Ahavas Sholom – an Historic Landmark and Sacred Space

Newark's Last Remaining Synagogue born of the Great European Migration at the turn of the 20th Century

145 Broadway, Newark, NJ 07104
Phone: 973-485-2609 | Email: cahavassholom@optimum.net


Simon Says, December 16, 2022

In this week’s Torah portion, Vayeshev, Judah married his older son, Er, to Tamar.  Er died, and Judah arranged a levirate marriage for Tamar with his middle son, Onan.  Onan died, and Judah told Tamar to wait in her father’s house until Judah’s youngest son, Shelah, was old enough for a levirate marriage. 

After many years, Tamar saw Shelah was grown but Judah had not yet arranged her levirate marriage with Shelah.  Tamar had heard that Judah was going to Timnah (תִמְנָ֖תָה).  Tamar disguised herself as a prostitute on the road to Timnah, and she engaged in levirate, sexual relations with Judah.

The word Timnah תִמְנָ֖תָה occurs four[1] times in the Tanach, thrice in Vayeshev, once in the Book of Judges, Chapter 14, verse 1, which says, “Once Samson went down to Timnah; and while in Timnah he noticed a girl among the Philistine women.  On his return, he told his father and mother, “I noticed one of the Philistine women in Timnah; please get her for me as a wife.”

When Samson returned to Timnah, he encountered a lion, and he tore a lion apart.  A year later, Samson returned to Timnah to get married, and he saw the skeleton of the lion.  In the skeleton was a beehive and honey.  That is the set-up for the riddle from Chapter 14, verse 14.

There are no coincidences in the Tanach.  The Ishmaelite caravan, that took Joseph to Egypt, carried gum, balm, and ladanum, and Joseph’s brothers took balm, gum, and ladanum (along with other spices) with them on their second trip to Egypt.  I was long intrigued by the references to Timnah in both of the stories, and I discovered an article by Mahri Leonard-Fleckman that should illuminate the connection between the stories.

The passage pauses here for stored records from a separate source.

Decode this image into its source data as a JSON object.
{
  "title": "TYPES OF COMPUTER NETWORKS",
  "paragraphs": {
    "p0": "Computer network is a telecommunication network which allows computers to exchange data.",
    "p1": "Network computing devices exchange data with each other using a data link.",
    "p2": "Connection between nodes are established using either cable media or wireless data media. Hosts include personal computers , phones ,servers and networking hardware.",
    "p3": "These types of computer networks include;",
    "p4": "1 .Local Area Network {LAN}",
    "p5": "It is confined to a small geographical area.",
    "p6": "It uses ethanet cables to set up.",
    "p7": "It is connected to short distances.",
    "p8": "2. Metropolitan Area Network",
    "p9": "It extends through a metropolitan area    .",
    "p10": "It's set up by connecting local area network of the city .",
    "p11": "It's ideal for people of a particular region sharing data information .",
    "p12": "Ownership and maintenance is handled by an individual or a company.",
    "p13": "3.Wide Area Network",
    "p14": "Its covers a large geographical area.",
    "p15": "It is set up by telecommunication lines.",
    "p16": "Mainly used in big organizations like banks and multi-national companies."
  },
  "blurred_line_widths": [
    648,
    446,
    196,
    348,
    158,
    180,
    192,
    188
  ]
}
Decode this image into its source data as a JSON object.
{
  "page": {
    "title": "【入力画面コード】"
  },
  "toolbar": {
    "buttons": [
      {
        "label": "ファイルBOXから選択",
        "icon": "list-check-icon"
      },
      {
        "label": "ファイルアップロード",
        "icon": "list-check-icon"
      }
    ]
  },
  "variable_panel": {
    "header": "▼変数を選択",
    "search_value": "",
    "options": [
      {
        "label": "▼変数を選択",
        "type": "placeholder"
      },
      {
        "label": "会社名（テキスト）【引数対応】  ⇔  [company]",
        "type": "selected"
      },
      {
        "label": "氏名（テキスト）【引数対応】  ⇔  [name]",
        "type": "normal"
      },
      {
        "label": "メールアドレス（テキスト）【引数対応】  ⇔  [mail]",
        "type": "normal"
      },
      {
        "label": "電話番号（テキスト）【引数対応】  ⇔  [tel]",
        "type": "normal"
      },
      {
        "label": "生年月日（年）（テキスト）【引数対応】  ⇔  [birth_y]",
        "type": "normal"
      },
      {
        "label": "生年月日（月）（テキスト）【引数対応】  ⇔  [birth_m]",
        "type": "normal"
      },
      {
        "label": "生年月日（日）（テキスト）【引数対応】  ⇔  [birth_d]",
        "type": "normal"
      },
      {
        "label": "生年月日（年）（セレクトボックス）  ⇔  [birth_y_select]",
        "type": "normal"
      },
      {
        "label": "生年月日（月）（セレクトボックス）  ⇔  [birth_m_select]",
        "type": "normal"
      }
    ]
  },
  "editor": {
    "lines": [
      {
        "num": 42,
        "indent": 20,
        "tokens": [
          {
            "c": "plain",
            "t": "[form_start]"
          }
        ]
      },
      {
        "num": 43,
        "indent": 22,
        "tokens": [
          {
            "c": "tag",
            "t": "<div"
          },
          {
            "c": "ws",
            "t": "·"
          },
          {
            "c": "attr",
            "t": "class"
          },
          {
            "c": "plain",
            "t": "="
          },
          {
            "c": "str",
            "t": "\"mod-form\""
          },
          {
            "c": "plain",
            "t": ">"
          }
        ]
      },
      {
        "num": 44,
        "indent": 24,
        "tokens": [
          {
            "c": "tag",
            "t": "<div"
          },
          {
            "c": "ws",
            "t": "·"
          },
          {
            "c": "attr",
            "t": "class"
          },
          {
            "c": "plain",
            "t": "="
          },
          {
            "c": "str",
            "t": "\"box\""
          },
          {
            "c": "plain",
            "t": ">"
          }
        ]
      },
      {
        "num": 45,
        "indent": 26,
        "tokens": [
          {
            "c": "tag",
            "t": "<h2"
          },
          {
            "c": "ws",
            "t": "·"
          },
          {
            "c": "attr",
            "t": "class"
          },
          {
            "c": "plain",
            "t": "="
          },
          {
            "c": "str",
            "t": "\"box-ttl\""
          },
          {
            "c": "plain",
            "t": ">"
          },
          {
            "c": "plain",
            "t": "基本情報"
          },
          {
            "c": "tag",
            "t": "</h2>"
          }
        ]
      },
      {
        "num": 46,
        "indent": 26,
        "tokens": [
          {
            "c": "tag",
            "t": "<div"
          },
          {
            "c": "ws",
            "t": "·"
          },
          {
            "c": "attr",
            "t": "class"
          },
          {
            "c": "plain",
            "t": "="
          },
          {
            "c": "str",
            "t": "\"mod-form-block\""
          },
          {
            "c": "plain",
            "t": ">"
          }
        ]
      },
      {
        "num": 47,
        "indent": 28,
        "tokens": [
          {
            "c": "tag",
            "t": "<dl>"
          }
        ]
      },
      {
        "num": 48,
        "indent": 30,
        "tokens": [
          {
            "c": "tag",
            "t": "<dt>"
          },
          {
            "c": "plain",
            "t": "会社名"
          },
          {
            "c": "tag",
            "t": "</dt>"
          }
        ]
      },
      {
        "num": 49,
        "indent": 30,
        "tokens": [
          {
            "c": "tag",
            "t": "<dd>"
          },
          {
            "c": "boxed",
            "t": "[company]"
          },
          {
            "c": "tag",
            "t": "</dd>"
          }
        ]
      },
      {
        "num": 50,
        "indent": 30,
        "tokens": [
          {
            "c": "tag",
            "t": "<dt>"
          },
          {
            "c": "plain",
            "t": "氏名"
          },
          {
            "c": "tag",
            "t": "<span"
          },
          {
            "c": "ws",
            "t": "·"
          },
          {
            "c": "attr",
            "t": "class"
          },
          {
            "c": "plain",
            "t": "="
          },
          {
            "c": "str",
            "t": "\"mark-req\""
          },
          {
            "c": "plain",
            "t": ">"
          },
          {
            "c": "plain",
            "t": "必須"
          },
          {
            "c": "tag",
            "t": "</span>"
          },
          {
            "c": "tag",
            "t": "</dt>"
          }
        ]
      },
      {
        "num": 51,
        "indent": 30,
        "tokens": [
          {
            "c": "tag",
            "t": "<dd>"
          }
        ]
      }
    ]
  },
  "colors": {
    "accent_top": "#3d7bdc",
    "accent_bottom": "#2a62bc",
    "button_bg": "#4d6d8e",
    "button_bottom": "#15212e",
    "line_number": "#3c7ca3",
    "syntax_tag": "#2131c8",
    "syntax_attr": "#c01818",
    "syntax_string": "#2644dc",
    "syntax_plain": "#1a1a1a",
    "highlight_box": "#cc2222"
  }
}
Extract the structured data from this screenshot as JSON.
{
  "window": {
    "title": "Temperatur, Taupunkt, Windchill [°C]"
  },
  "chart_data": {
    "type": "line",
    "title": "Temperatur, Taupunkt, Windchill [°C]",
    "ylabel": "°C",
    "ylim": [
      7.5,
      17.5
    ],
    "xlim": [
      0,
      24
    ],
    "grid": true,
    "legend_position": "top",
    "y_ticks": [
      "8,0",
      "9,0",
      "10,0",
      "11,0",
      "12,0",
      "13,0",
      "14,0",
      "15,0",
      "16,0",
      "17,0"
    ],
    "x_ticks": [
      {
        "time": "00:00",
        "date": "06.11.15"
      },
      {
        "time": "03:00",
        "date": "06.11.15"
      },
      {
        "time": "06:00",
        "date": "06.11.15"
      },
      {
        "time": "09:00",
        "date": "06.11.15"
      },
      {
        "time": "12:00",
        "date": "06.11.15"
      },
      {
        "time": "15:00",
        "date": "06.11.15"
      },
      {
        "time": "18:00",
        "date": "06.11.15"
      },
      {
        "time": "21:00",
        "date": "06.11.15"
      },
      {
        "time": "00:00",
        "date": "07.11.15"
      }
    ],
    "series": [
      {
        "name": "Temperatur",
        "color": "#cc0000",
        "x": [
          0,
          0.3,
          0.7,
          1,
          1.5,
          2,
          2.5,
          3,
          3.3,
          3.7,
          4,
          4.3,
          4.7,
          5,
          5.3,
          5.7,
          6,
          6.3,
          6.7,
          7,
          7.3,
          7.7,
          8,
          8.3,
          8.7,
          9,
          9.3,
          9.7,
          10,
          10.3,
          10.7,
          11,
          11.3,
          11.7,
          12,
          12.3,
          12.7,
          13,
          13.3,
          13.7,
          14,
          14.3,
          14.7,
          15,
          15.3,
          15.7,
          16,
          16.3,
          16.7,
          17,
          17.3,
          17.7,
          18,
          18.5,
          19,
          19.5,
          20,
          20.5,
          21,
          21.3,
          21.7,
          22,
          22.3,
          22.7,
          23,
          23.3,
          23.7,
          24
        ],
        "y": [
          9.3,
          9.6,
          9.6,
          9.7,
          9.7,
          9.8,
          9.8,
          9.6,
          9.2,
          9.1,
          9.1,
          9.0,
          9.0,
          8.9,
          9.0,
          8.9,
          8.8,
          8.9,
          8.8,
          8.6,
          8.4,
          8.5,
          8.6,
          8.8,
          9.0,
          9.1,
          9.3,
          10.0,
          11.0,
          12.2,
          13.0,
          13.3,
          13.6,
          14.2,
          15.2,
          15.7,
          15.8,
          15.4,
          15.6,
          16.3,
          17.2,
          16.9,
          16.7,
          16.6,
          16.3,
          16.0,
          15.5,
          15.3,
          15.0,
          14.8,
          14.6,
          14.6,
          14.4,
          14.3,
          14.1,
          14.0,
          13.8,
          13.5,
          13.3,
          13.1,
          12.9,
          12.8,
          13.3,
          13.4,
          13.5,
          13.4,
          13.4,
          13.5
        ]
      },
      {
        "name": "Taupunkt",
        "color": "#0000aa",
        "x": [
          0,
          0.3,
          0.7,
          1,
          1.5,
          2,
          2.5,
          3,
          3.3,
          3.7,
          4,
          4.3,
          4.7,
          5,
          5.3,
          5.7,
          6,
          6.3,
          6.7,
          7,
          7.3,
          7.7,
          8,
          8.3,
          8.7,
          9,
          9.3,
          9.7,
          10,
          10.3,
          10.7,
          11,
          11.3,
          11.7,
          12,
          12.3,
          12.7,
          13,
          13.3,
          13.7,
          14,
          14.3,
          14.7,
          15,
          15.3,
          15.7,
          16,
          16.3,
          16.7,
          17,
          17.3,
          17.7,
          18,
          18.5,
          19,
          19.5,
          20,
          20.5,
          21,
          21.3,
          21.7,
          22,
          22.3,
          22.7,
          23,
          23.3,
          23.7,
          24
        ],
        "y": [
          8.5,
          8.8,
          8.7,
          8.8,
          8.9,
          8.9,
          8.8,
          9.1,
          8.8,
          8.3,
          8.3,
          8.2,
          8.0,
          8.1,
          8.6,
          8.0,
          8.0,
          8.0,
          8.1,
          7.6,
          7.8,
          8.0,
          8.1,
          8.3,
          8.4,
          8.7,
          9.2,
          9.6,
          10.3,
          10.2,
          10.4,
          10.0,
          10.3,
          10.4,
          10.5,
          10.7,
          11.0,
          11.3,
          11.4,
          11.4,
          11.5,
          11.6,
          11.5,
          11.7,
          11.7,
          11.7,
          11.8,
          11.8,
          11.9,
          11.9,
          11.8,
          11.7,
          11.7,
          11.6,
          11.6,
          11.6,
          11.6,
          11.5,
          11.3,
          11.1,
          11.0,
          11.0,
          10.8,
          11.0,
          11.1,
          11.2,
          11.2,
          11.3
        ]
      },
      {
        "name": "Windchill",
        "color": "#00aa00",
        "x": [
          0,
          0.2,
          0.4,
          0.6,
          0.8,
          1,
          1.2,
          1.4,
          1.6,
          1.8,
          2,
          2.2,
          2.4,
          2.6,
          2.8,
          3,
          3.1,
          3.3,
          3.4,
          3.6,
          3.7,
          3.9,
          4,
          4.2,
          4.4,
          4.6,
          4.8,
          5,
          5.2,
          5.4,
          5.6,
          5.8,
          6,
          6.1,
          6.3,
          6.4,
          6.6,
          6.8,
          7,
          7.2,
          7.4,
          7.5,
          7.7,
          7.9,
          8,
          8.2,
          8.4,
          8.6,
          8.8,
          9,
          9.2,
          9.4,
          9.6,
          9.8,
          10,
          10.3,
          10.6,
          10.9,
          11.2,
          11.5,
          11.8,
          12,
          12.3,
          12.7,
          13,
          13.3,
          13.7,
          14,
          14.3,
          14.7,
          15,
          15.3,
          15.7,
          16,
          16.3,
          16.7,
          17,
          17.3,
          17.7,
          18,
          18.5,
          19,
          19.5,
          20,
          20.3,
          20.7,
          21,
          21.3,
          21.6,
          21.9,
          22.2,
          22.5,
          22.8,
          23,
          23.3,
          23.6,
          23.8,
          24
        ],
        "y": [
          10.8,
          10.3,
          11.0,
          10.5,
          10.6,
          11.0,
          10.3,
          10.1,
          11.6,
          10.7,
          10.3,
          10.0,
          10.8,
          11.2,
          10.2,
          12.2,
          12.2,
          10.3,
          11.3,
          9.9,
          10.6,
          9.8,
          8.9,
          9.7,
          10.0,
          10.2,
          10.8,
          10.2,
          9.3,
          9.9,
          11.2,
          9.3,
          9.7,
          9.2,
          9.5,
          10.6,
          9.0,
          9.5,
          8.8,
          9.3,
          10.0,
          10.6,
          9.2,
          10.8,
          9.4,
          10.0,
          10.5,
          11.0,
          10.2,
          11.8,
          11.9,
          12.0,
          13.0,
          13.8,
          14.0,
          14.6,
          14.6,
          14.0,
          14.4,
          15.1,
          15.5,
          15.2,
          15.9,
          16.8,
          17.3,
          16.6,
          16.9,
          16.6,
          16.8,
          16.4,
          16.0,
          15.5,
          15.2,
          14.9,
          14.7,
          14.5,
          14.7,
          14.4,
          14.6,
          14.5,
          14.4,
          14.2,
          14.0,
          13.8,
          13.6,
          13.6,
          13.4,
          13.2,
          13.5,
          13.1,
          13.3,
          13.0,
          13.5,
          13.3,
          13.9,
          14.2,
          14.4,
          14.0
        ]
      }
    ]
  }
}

Timnah is in Shephelah, a region situated between the highlands to the east and the coastal plain to the west.  It is near the Philistine cities of Gath and Ekron, but a bit west of Judah’s western border.  Thanks to its location between both geographical and political boundaries, Timnah served an area where different peoples and cultures could mix and interact.    Leonard-Fleckman says, “Timnah’s placement within the narrative is intentional, its setting essential for these two characters [in the Judah and Tamar story] to intermingle outside the appropriate social boundaries and structures.  It is somewhere around Timnah where questionable sexual and cross-cultural activity can occur momentarily.”  In both stories, Samson and Judah-Tamar, “Timnah becomes the locus of strange engagements between different groups.  In both contexts, a woman stands at the center of these interactions.”

Leonard-Fleckman does not cite evidence that supports his thesis, but he cites Timnah was Philistine dominated, and Tamar placed herself on the road to Timnah and Samson traveled to Timnah.  The stories conjure an esoteric and erotic environment.  Both stories have an element in deceit (Samson’s riddle and his wife’s telling the Philistines the solution to the riddle, and Tamar’s disguising herself as a prostitute), but both stories have a different ending:  Judah declares Tamar was more righteous than Judah, and Samson kills many Philistines.

[1] Doctor Mahri Leonard-Flecker in his article, “Judah Meets Tamar ‘On the Road to Timnah,’” says nine times תִמְנָ֖תָה appear in the Tanach.  Five times the translations are “in Timnah.”  I don’t have an expertise of Hebrew grammar, except the five exceptions are locations, not directional.